You got out of work early and decided to go for a few drinks with people from work. One thing leads to another and you’re halfway through your third drink when you check the time. It is then you realize that you haven’t eaten in several hours.
The drinks you and your friends are drinking are strong, too: the bartender has a loose wrist when pouring. You need to eat before you get sloppy. Now, at this point you’re still able and willing to go out, but the bar you’re in has food so you order there rather than leave your comfortable seat. You have a few bites, have a few more drinks and all in all have a great time.
The biggest winner in this story is, of course, the bar owner: not only did he make a nice bit of cash on the first few drinks, he also had some income from the food and kept the drinkers drinking, earning more on top of that. Lovely,
Keep them in, Keep them Drinking
In my experience the trick to making money in a bar is to keep your customers inside and on the sauce. Alcohol creates a kind of inertia: once you’re somewhere where you feel comfortable you won’t want to leave. The trick is to play on that, to make sure customers see no need to go anywhere else for any reason. The drinks they’re imbibing do the rest of the work for you.
That same inertia can work against you, though: as soon as customers leave to go somewhere else there’s a decent chance they won’t come back that night. Once they’re out of your bar the spell is broken and they realize there are other bars to go to besides your place. They’ll go to one of them and get comfortable there, instead.

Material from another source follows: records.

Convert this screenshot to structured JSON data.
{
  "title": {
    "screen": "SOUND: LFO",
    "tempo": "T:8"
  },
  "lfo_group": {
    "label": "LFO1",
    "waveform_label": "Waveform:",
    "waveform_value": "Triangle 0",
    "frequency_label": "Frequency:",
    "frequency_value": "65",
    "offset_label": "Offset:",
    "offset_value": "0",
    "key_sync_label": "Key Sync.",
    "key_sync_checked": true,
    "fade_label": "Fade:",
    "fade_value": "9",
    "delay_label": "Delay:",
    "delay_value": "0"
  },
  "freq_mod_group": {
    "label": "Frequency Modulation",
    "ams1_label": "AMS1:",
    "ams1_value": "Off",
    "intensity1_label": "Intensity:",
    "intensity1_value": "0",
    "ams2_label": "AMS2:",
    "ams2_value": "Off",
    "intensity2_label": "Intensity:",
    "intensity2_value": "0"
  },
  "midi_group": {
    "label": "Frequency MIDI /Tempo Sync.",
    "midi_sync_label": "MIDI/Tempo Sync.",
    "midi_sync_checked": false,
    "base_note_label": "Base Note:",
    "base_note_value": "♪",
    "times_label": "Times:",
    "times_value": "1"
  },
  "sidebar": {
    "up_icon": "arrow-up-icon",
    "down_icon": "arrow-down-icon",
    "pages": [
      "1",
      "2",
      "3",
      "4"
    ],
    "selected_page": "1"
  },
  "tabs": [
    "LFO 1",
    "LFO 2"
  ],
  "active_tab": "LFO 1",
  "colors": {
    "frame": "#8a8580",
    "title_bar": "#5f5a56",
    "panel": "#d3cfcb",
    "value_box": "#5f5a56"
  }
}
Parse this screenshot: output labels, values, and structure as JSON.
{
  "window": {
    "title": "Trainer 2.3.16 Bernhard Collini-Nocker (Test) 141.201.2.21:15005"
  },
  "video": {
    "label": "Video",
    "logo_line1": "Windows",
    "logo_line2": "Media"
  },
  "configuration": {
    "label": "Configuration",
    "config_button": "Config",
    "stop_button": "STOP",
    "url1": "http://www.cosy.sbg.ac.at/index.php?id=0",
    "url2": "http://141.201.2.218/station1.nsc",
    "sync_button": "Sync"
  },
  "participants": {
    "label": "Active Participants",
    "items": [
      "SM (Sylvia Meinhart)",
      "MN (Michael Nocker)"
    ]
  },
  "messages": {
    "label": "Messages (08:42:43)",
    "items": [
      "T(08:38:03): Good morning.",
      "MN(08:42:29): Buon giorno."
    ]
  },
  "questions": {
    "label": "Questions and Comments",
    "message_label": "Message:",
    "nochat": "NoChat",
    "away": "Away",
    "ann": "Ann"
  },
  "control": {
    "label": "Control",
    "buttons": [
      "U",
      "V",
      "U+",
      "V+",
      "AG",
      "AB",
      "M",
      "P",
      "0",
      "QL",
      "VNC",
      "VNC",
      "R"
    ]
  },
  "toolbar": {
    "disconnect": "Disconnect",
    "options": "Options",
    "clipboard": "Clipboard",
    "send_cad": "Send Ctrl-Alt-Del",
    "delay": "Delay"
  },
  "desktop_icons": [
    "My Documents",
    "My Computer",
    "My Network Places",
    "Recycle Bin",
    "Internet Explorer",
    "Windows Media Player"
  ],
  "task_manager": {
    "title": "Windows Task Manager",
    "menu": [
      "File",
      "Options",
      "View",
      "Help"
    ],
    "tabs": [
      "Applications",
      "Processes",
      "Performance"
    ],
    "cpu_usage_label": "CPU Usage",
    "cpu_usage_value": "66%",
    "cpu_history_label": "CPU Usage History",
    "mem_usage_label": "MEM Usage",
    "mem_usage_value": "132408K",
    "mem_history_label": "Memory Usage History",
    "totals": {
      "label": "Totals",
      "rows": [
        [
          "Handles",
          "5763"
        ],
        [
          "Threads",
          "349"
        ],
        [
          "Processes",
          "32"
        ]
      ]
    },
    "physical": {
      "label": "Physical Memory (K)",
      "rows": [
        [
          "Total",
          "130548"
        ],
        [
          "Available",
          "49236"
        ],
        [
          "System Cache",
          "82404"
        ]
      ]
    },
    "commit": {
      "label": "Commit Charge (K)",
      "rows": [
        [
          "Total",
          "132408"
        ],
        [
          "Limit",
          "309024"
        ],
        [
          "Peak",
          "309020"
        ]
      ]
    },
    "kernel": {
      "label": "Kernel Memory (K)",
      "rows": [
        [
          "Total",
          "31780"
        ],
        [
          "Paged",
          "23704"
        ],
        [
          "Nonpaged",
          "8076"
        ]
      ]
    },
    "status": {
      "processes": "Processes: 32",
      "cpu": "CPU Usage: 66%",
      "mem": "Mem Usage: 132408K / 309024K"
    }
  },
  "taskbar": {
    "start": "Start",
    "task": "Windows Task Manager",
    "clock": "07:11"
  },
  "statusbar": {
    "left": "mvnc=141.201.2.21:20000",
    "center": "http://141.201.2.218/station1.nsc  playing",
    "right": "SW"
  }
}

Eat, Drink and be Merry
In my experience the most common reason people leave a bar they like, besides needing to go to bed, is to get food. Many a bar owner has seen countless dollars slip through their fingers because of customers making a fast-food run. They go out for a quick burger and they’re not seen again until the next day or week.
By serving food yourself you can avoid this and, again, it’s a solution that can make you money twice over: the food itself turns a profit as much as the drinks taken after. You’ll notice an increase in your check averages really quickly. The food needn’t be fancy either: plenty of places seem to do just fine with some microwaved spare ribs or a quick toasted sandwich. In fact, I’d advise against doing anything too fancy; before you know it you’re running a gastropub rather than the watering hole you set out to launch.
Keep it Simple
Complicated food menus do have another drawback: your staff and facilities may not be equipped to handle it. After all, they signed up to shake cocktails and pour pints, not create the newest culinary invention. You’re best off keeping it simple for their sakes with dishes that take little time to prepare and don’t take too much attention away from the core tasks of preparing drinks and entertaining customers. By limiting the menu to quick snacks you’re doing just that.
A great example are finger foods: you can often buy them prepared so all staff need to do is pop them in some bowls and you’re in business. Examples might include peanuts, potato chips, etc. Customers will keep munching them all evening to stave off their feeling of hunger yet the continuous nibbling will keep them thirsty at the same time. You can charge a decent amount for these, too, and they cost little to stock. The best thing about them, though, is that they look pretty fancy and will steer well away from the greasy-spoon image of toasted sandwiches and the like.
Another trick to serving food in a bar is to work with the tools you’re given: if you’re low on fridge space don’t stock twenty pounds worth of spare-ribs. You’ll also need to take into account what your state or city says about this sort of thing, it could very well be that you can’t serve any food at all unless you’re licensed up the wazoo. Make sure you check and then make sure you think up a menu that works well for your bar as well as local regulators.
Serving food is a great way for bars to make money while keeping customers happy. The biggest challenge when putting together a food menu is to keep it simple, but if you can figure out a decent balance that fits well in your business you’ll be laughing all the way to the bank.